A new study looking into the effect of THC on a specific type of stroke found worse outcomes for patients who were marijuana users.
A new study found that people dealing with a bleeding stroke might face worse outcomes if they’re also cannabis consumers. The study is the largest of its kind to look into the impact of THC on this severe form of stroke.
Published in the journal Stroke, the study examined the effect of THC on a specific type of bleeding stroke called aneurysmal subarachnoid hemorrhage. This occurs when a blood vessel bursts on the surface of the brain, creating a bleeding patch between the brain and the surface above. It’s a serious condition, one that isn’t all that common, occurring less than 200,000 times a year.
Per the study’s findings, regular marijuana users who’ve experienced this stroke are twice as likely to face worse outcomes when compared to non-cannabis users.
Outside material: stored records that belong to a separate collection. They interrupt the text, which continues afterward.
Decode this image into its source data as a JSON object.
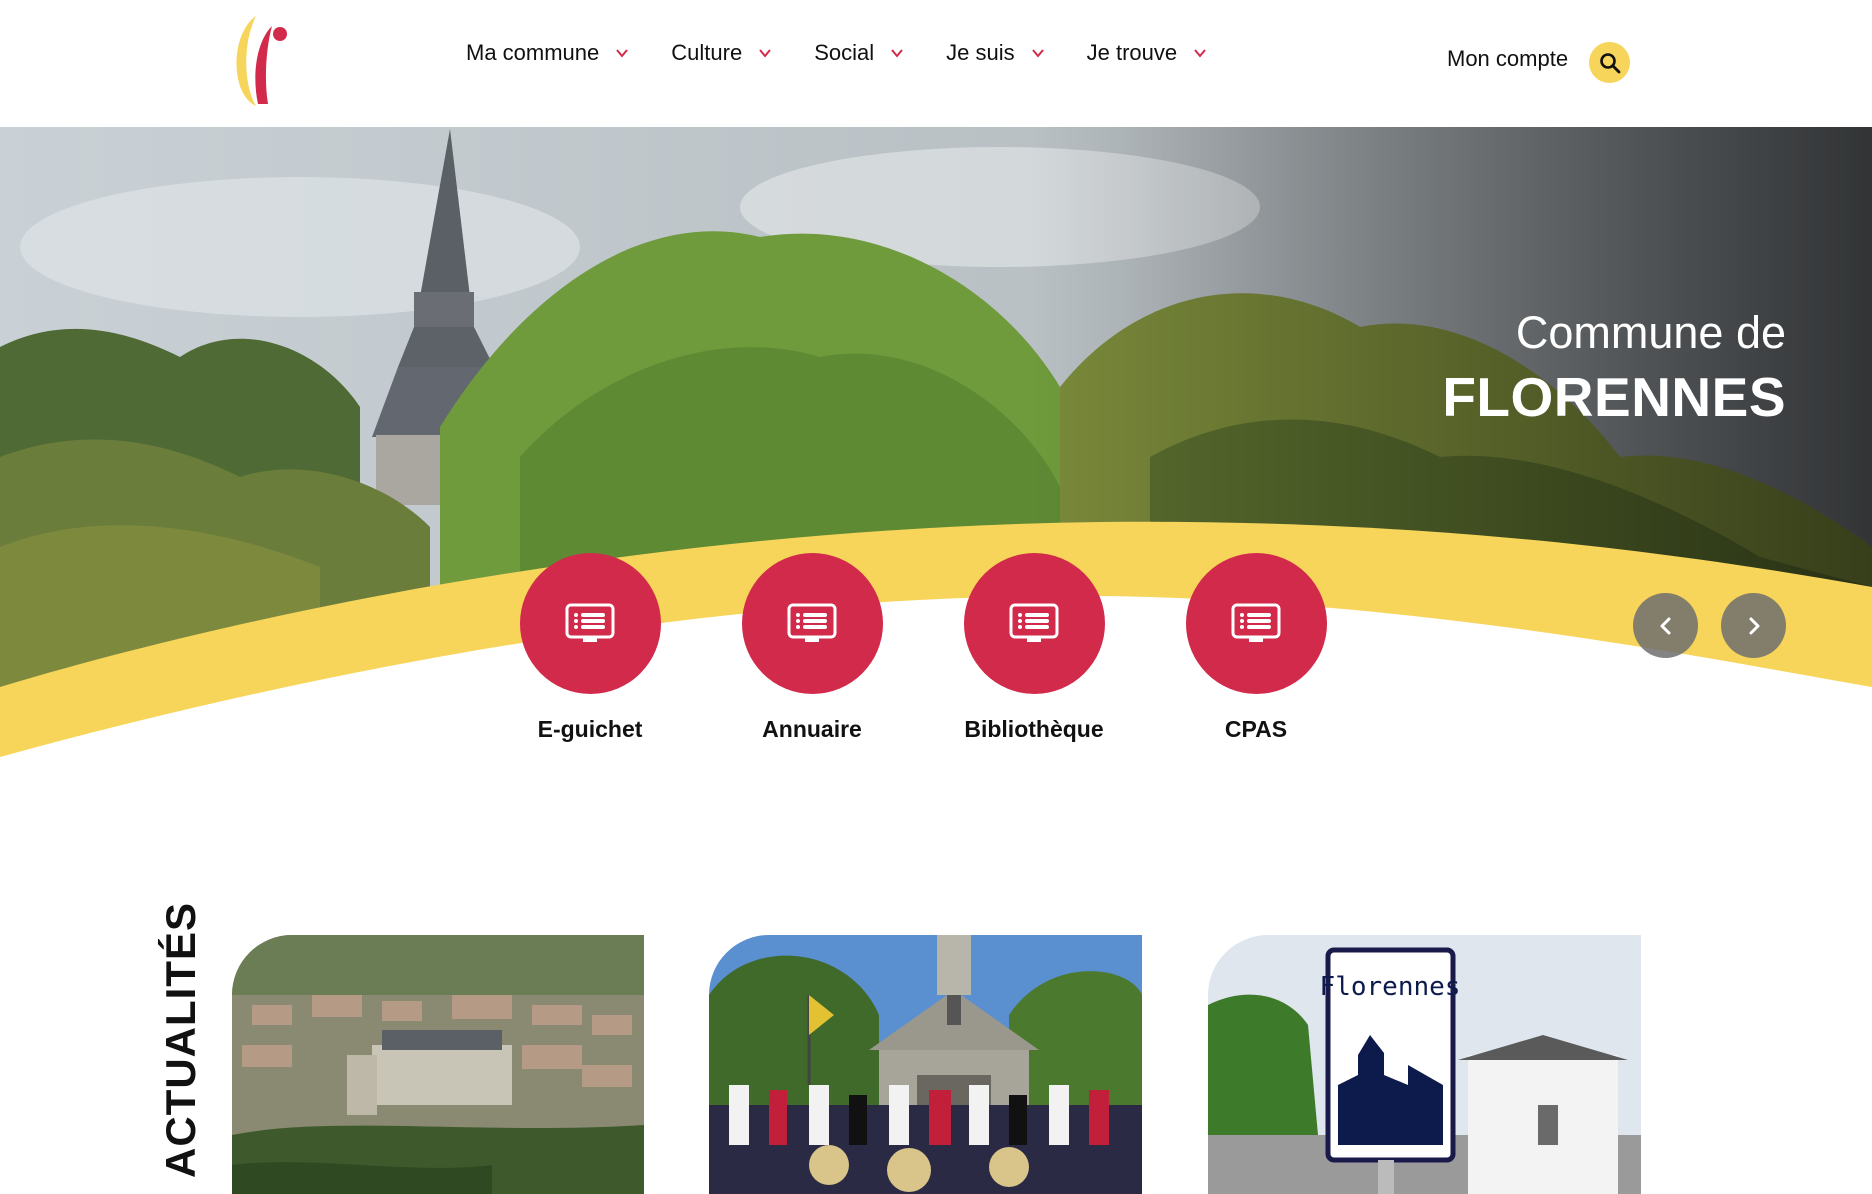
{
  "header": {
    "nav": [
      {
        "label": "Ma commune"
      },
      {
        "label": "Culture"
      },
      {
        "label": "Social"
      },
      {
        "label": "Je suis"
      },
      {
        "label": "Je trouve"
      }
    ],
    "account_label": "Mon compte",
    "search_icon": "search-icon"
  },
  "hero": {
    "subtitle": "Commune de",
    "title": "FLORENNES",
    "prev_icon": "chevron-left-icon",
    "next_icon": "chevron-right-icon"
  },
  "shortcuts": [
    {
      "label": "E-guichet",
      "icon": "screen-list-icon"
    },
    {
      "label": "Annuaire",
      "icon": "screen-list-icon"
    },
    {
      "label": "Bibliothèque",
      "icon": "screen-list-icon"
    },
    {
      "label": "CPAS",
      "icon": "screen-list-icon"
    }
  ],
  "news": {
    "heading": "ACTUALITÉS"
  },
  "colors": {
    "accent_red": "#d22a4b",
    "accent_yellow": "#f7d45a",
    "text": "#111111"
  }
}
The study analyzed data from over 1,000 patients treated with aneurysmal subarachnoid hemorrhage and looked into their urine samples, comparing and contrasting those who’ve consumed substances (including THC) within the past three days and those who hadn’t. The former were more likely to experience negative side effects like delayed cerebral ischemia (a condition that occurs when the brain doesn’t have enough oxygen flow), long-term disability, and even death.
An interesting discovery that the study made was the fact that out of all the substances tested, only cannabis increased the risk of delayed cerebral ischemia.
While the results are not wholly understood, studies like this show how important it is for doctors to have a full picture of their patients’ habits, helping them be on the lookout for symptoms and side effects that they might not have been expecting. While the connection between cannabis and bleeding strokes is conclusive, it’s significant enough to warrant more studying, especially since cannabis is becoming an increasingly available substance.